System Overview

Videos

(1) AVI/Divx 6.8, 80MB: Download

(2) Youtube (5:21) :

Crafting Quality Laser Scan Animations using Cyclone

5 Tips from the CyArk Team
By: Hannah Bowers
May 26th, 2009

It is often difficult to capture the beauty of a site with drawings and photographs alone. This is why animations are often helpful for viewers to get a sense of the space and relation of objects to one another. Yet, animations can be a tricky thing to master—particularly in Leica’s Cyclone software. This list is intended to help you add greater eloquence and expression to your Cyclone animations while speeding up the preparation time.

1) Simulate the Animation
Use the view mode to fly through the modelspace to get an idea of what areas would be the best to animate. Manipulate the modelspace as though you were watching an animation. This will help you notice if there are areas that you may not want to show, or areas that need emphasizing.

2) Pick a Point
When you figure out what will be the focus of your animation, pick a point that will be the center with Cyclone’s Seek Mode tool.

Save a “view” (located in the drop-down menu “View”, under “Save View”) with this point as the center.

By doing this, you will always be able to reference this point, even when you pan through the modelspace.
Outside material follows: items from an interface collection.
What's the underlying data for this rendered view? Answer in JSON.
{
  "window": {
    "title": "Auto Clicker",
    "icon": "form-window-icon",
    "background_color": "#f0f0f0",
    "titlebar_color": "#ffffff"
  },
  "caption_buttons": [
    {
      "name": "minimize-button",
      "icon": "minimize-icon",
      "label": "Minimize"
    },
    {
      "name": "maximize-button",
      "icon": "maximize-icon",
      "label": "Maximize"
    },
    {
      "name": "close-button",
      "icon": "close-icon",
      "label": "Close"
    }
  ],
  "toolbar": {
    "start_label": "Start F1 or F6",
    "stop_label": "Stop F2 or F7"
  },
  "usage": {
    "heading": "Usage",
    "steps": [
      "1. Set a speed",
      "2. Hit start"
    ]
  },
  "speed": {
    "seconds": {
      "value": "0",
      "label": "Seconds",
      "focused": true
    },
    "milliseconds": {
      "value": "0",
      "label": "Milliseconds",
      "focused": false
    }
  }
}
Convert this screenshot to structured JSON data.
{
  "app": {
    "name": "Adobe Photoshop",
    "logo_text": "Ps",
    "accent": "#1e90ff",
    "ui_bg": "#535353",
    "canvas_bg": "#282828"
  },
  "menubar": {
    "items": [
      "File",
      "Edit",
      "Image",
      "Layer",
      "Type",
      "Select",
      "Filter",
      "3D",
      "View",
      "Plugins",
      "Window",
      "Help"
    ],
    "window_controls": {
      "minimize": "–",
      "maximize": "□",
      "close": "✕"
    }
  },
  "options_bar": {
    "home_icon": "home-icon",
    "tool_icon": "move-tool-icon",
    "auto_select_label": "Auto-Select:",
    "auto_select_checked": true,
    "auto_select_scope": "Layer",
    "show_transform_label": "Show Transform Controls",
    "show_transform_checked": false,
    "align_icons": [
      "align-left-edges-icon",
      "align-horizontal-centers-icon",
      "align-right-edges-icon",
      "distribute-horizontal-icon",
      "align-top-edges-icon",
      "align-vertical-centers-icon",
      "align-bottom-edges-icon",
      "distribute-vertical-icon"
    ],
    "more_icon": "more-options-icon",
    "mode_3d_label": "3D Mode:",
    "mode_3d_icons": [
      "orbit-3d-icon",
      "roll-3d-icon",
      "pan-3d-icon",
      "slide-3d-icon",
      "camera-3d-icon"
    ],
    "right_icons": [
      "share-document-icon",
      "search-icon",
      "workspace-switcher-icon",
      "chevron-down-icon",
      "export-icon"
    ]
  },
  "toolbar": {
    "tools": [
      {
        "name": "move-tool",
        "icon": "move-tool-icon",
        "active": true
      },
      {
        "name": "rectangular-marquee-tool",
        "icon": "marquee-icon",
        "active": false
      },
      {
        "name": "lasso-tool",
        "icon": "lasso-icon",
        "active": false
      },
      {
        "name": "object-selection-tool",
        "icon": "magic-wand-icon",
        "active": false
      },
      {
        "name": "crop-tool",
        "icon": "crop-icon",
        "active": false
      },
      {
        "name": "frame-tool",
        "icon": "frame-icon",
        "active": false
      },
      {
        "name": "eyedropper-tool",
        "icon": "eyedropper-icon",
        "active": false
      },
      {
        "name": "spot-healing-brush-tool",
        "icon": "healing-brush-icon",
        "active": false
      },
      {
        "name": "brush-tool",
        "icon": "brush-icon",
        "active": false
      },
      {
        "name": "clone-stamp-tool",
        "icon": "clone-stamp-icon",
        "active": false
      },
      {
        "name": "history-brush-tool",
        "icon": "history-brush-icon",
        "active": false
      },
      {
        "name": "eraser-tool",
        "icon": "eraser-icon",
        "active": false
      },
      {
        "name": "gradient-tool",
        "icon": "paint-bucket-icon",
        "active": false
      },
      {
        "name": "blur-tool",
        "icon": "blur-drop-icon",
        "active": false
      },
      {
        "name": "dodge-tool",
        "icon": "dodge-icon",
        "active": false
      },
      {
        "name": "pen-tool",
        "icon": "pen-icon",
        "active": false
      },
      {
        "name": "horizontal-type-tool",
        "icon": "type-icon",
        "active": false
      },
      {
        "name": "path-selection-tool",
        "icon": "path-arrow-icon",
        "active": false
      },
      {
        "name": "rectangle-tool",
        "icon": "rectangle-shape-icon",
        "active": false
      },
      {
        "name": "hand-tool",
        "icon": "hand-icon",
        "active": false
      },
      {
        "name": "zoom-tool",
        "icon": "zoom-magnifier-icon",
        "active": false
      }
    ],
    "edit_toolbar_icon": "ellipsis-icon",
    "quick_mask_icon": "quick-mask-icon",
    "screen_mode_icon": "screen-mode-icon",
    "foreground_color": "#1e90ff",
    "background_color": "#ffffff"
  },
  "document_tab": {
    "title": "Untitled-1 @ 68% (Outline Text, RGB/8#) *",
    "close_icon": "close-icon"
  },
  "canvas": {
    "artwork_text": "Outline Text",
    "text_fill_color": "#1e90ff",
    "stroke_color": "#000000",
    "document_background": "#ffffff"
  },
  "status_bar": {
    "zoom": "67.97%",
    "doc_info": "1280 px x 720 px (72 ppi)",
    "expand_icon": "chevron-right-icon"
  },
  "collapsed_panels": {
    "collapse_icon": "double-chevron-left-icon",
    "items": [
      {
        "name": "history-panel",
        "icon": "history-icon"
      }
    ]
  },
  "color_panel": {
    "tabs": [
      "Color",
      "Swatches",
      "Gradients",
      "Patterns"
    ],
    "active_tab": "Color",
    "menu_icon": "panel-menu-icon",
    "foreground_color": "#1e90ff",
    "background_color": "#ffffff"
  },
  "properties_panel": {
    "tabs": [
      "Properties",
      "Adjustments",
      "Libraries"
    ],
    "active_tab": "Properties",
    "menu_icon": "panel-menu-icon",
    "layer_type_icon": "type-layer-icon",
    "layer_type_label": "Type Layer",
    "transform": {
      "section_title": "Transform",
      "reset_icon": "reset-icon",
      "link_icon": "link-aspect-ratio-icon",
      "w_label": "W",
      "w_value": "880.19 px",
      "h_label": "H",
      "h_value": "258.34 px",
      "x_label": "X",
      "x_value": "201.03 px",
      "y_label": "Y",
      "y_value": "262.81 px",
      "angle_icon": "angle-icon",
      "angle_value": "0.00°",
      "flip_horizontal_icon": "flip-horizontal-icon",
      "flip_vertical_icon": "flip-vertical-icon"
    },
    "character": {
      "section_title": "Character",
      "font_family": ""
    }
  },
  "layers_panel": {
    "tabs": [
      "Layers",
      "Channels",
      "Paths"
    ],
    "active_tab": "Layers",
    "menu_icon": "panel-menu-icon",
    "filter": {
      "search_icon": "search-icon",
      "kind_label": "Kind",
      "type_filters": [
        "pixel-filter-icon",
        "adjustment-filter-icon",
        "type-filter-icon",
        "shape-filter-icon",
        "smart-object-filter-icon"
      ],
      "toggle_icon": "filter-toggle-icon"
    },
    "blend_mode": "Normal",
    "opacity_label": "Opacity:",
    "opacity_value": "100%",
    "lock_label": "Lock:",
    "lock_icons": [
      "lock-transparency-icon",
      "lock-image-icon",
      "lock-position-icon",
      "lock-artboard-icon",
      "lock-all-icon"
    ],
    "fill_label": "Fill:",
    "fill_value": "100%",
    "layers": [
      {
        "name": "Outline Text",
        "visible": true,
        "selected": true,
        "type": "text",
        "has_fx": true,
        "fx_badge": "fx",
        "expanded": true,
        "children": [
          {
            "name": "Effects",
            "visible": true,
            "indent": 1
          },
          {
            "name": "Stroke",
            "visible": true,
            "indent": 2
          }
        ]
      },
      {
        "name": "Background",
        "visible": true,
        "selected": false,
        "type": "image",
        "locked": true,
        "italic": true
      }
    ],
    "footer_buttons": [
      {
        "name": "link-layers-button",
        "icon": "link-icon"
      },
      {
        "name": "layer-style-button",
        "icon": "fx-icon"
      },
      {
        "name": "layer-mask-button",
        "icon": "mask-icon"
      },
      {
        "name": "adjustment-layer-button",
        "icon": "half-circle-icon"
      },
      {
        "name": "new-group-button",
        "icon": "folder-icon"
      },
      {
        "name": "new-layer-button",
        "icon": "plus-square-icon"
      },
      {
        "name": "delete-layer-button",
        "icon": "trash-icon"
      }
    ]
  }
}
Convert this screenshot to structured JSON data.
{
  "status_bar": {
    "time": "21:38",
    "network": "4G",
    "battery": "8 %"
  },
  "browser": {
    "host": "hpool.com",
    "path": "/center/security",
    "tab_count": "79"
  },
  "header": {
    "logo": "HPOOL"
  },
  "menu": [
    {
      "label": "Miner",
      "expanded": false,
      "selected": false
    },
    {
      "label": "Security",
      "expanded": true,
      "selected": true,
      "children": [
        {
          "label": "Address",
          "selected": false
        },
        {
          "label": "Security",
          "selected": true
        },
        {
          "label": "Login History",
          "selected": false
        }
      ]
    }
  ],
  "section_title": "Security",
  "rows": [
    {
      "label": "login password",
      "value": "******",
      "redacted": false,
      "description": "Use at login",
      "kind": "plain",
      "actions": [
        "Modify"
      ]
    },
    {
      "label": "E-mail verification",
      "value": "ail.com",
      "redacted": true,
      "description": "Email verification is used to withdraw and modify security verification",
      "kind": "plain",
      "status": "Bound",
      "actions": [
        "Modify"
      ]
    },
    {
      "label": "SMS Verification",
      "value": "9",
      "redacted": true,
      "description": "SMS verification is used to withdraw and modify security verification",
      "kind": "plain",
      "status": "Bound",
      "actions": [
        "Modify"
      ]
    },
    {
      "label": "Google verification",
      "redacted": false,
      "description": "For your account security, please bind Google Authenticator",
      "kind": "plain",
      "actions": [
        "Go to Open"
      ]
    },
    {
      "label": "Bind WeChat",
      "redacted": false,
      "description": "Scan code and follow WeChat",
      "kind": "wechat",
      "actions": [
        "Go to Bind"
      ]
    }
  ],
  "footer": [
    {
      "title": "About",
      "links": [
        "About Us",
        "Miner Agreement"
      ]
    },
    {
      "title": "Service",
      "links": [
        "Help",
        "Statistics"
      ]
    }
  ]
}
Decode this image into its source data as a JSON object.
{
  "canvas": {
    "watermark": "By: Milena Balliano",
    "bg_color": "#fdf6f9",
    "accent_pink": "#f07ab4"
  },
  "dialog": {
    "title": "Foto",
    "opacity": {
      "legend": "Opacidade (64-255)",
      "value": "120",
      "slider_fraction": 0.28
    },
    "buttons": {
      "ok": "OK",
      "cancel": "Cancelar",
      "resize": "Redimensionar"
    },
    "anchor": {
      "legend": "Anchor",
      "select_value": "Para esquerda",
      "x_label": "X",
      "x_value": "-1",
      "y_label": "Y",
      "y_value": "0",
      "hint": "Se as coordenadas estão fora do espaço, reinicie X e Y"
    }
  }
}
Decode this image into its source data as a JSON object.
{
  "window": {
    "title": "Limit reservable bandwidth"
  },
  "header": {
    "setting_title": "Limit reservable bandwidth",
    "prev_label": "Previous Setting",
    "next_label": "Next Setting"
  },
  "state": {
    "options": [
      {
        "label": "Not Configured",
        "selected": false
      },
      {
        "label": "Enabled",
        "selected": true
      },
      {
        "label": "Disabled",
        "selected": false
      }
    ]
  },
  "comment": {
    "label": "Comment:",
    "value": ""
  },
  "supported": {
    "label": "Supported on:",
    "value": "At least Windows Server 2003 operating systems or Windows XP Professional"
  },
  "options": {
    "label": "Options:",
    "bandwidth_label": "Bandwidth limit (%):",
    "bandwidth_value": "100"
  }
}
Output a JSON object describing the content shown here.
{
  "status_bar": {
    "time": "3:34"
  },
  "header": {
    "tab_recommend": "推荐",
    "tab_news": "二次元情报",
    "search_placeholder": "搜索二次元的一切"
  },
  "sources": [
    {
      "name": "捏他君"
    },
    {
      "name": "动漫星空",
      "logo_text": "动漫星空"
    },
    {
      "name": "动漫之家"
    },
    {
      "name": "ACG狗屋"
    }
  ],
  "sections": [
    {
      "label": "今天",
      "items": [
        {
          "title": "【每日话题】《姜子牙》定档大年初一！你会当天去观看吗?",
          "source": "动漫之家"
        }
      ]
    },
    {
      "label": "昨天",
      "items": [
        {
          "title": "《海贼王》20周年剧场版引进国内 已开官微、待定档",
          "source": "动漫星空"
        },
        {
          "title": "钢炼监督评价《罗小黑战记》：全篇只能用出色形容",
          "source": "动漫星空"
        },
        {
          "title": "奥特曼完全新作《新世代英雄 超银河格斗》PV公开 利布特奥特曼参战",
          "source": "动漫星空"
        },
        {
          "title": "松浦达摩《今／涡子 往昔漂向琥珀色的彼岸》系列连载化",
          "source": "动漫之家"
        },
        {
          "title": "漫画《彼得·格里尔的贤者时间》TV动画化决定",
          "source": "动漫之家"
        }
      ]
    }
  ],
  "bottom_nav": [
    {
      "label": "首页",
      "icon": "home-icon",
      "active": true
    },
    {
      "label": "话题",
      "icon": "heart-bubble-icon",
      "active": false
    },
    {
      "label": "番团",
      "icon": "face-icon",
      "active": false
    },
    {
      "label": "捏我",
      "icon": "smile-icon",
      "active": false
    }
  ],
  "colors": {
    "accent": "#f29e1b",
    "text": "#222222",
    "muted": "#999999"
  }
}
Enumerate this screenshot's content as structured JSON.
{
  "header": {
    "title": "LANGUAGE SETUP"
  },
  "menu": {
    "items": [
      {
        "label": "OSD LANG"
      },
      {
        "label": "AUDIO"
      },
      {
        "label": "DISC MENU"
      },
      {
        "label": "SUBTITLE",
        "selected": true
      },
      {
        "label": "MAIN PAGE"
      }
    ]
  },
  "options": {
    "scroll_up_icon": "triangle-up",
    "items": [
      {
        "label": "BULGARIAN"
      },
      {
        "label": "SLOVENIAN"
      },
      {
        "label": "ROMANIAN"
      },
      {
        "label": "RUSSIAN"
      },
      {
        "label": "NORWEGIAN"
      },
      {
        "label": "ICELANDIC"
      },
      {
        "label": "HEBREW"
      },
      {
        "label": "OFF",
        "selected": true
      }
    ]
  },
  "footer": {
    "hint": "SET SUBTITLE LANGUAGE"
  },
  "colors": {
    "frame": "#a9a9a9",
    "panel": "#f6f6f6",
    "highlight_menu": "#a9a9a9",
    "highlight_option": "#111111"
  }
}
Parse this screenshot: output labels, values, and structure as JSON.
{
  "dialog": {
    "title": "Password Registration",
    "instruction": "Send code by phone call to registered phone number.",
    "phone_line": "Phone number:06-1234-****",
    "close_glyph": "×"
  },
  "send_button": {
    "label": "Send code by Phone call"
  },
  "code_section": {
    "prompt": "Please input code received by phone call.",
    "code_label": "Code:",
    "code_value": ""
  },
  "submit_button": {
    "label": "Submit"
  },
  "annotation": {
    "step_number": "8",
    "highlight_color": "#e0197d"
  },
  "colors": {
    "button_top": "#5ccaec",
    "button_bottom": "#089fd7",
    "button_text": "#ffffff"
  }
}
With simple, rotating animations, it is best to always check the box “Keep Current Focal Point” in the Animation Editor window.

This will ensure that your animation will have a smooth gliding effect and will also keep the focus of the animation on the point that you selected. Note that this, however, may not be the desired result if your video is traversing a site as it may then cause unintentional camera-angle changes.

3) Frames
Make the number of frames between key points a multiple of 15. Exporting the animation as a 15fps movie will make the movie smooth and consistent. Keep in mind that the spacing of Key Points will affect the amount of frames needed between them; e.g., if you want two seconds between the key points indicated, then 30 frames will be needed.

4) Number of Cameras
The number of cameras used in your animations will depend on the size of the modelspace. But a good number should be 4-15 cameras. If you have more, or less, than it is possible that the animations are too complicated, or not enough. In either case, the animation may become bumpy or uncontrolled. Here we see a Moai from Rapa Nui (Easter Island) with 4 cameras located around the monument to create a simple fly-around animation.

5) Animation Sequence Length
If you desire long and/or complex animations, then it is best to create several short animations with these tips and then merge the individual, short clips together in a separate video editing program. This provides greater video editing ability in a second program more suited to video production; these aditional editing abilities would include options such as fades, transitions and title sequences. The short videos are also easier and less time-consuming to generate within Cyclone.